Troodon is a genus of relatively small, bird-like dinosaurs known definitively from the Campanian age of the Cretaceous period (about 77 mya), though possible additional species are known from later in the Campanian and also from the early (and probably late) Maastrichtian age. It includes at least one species, Troodon formosus, though many fossils, possibly representing several species have been classified in this genus. These species ranged widely, with fossil remains recovered from as far north as Alaska and as far south as Wyoming and even possibly Texas and New Mexico. Discovered in 1855, T. formosus was among the first dinosaurs found in North America, although it was thought to be a lizard until 1877.
The genus name is Greek for “wounding tooth”, referring to the teeth, which were different from those of most other theropods known at the time of their discovery. The teeth bear prominent, apically oriented serrations. These “wounding” serrations, however, are morphometrically more similar to those of herbivorous reptiles, and suggest a possibly omnivorous diet. A partial Troodon skeleton has been discovered with preserved puncture marks.
Troodon were small dinosaurs, up to 0.9 metres (3.0 ft) in height, 2.4 metres (7.9 ft) in length, and up to 50 kilograms (110 lb) in mass.
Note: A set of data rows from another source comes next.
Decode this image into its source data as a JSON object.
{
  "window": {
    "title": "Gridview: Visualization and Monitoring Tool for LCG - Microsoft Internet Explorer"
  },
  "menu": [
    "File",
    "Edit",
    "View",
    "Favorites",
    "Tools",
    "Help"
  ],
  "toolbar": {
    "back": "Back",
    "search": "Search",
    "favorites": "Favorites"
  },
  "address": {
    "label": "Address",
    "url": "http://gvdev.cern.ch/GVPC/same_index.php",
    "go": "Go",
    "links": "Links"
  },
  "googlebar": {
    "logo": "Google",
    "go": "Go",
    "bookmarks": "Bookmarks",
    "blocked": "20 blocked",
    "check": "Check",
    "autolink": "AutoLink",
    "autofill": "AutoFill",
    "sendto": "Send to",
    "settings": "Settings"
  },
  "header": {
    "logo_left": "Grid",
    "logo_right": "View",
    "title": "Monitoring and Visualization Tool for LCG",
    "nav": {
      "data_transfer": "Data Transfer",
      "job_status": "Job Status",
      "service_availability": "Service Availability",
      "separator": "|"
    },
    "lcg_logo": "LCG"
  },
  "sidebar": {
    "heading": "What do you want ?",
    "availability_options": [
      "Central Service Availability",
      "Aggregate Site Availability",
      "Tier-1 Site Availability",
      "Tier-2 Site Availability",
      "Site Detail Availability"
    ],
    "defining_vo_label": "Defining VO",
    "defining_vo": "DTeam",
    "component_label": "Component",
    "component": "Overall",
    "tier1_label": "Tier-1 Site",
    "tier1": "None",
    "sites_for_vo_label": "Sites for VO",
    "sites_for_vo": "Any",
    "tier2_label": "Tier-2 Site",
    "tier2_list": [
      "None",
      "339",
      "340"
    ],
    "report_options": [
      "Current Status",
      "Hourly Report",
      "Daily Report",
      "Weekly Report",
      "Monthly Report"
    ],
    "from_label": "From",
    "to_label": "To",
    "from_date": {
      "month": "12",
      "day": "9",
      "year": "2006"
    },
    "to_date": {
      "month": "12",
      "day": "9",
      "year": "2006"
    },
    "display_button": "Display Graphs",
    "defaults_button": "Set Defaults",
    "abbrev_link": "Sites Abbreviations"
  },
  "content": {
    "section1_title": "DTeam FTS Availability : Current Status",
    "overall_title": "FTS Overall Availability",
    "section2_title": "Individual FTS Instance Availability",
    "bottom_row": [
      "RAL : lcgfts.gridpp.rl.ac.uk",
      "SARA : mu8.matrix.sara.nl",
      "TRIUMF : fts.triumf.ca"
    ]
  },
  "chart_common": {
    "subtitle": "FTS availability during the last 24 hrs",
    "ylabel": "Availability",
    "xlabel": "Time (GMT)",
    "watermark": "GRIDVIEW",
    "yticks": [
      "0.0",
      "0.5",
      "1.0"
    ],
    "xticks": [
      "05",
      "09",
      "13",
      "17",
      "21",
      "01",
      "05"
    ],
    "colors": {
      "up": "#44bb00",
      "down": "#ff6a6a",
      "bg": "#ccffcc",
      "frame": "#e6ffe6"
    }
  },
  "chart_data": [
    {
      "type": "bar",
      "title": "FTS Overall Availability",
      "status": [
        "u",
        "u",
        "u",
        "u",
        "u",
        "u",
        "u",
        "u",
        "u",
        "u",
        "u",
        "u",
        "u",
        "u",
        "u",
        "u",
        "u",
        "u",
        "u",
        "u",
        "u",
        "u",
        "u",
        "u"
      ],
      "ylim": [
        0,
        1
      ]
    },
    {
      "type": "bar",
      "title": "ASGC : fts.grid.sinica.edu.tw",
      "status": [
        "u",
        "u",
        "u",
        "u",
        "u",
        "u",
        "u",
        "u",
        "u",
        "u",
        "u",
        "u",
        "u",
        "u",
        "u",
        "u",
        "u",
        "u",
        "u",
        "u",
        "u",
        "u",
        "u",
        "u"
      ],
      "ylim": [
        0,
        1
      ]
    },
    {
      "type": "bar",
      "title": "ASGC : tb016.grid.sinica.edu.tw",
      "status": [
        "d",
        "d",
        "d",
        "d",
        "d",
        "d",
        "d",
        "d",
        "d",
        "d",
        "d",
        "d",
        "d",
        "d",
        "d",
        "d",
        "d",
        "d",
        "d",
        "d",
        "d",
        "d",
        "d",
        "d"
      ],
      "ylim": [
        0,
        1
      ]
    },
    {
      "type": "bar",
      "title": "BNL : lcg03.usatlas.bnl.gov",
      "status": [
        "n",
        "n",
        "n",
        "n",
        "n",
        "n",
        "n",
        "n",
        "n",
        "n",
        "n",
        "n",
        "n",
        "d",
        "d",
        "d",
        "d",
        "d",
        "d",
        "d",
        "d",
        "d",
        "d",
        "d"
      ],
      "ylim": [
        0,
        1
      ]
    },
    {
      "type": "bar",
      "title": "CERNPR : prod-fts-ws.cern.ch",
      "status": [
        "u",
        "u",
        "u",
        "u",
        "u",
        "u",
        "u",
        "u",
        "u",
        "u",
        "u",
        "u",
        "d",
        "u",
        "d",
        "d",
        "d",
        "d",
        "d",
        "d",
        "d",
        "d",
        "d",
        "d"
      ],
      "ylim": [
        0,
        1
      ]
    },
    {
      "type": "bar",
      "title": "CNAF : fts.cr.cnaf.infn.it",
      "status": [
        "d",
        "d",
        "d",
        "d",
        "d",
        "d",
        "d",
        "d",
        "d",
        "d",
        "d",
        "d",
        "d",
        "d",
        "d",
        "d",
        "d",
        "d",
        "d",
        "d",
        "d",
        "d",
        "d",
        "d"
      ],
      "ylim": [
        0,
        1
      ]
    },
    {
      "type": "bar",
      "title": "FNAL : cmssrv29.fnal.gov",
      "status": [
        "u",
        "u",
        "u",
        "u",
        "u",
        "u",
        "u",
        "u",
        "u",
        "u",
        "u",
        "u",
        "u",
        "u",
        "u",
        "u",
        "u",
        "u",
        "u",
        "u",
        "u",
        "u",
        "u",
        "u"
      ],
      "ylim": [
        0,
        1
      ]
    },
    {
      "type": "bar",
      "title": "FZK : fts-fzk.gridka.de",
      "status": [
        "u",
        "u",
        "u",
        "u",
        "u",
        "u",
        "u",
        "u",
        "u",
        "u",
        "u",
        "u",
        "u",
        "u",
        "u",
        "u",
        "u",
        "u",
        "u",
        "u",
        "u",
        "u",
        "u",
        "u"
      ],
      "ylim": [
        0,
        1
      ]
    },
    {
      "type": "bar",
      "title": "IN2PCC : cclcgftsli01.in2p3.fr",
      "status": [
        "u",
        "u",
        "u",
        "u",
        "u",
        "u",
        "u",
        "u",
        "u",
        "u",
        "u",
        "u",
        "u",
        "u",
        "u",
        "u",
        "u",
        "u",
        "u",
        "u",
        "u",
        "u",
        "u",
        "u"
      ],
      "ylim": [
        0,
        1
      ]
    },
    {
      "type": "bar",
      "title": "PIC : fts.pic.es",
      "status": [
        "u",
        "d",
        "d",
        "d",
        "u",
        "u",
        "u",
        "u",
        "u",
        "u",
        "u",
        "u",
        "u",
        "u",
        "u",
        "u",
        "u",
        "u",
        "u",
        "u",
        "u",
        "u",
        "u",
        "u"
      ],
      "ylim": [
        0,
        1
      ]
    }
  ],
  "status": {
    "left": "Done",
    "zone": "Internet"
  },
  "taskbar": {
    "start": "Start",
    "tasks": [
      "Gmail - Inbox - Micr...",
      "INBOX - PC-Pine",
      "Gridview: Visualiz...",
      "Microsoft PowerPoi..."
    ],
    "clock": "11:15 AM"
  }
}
The largest specimens are comparable in size to Deinonychus and Unenlagia. They had very long, slender hind limbs, suggesting that these animals were able to run quickly. They had large, retractable sickle-shaped claws on the second toes, which were raised off the ground when running.
Their eyes were very large (perhaps suggesting a partially nocturnal lifestyle), and slightly forward facing, giving Troodon some degree of depth perception.
Troodon is famous for the great size of its brain cavity. Troodon and other troodontids may have had the largest brains, relative to body size, of any nonavian theropods. This has led many scientists to conclude that Troodon and its close relatives were more intelligent than other dinosaurs. Such a belief is based on the observation that in living animals there is rough correlation between relative brain size and degrees of intelligence. However, as intelligence leaves no trace in the fossil record, this must remain a matter of speculation. Troodon’s very large eye sockets have also led some researchers to believe that it may have been a nocturnal animal.
Troodon is considered to be one of the most derived members of its family. Along with Zanabazar, Saurornithoides and Talos it forms a clade of specialized troodontids.